The Rocca Roveresca houses an important armoury with defensive and offensive weapons from the 15th to the 18th century. An early Renaissance building, as commissioned by the great military architect Francesco di Giorgio Martini, had a formidable military apparatus for active and passive defence.
The Rocca's armament consisted mainly of artillery and the individual equipment of the armed corps that defended it. The current composition of the Armoury reflects, in general terms, what the selection of collective and individual weapons of the time might have been.
On display are medium-calibre artillery such as bombards, but also semi-portable artillery such as pushers and stationary arquebuses. Among the bladed weapons, examples of inlaid weapons stand out, some of them important, such as ronconi, corsesche, halberds, partisans, spiedi, spikes, breach and fortress spikes and pikes. Swords and daggers, together with maces of various types, complete the range of offensive bladed weapons.
Among the white defensive weapons, or armour, a vast typology of helmets constitutes a unique completion of what constituted the defence equipment of the man-at-arms in ancient times.
"Beards and knight's helmets, pouches and morions, arquebusier's pouches, all testify to the technological diversification of the main defensive material. Armour of various types serves as a term of comparison in relation to the changing requirements of warfare, in connection with the development of artillery.

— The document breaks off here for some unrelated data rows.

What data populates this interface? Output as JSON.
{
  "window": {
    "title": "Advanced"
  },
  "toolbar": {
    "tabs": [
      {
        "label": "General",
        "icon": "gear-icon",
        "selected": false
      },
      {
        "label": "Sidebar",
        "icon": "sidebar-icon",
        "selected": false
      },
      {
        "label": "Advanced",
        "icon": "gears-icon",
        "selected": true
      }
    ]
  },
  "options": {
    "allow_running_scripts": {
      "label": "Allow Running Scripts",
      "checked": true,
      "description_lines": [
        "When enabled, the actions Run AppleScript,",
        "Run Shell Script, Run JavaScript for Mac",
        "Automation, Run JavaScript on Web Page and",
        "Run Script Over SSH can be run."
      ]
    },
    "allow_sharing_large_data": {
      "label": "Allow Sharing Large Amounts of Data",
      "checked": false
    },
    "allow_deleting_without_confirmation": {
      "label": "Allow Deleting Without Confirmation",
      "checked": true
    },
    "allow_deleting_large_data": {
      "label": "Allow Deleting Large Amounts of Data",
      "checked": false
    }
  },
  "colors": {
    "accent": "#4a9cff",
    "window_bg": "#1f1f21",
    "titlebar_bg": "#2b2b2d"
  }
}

The individual parts of armour are also the object of study for the visitor, as are the horse and rider accessories (stirrups, spurs, bits). Iconographic sources complete the first stage of arming the fortress, now embellished with authentic finds.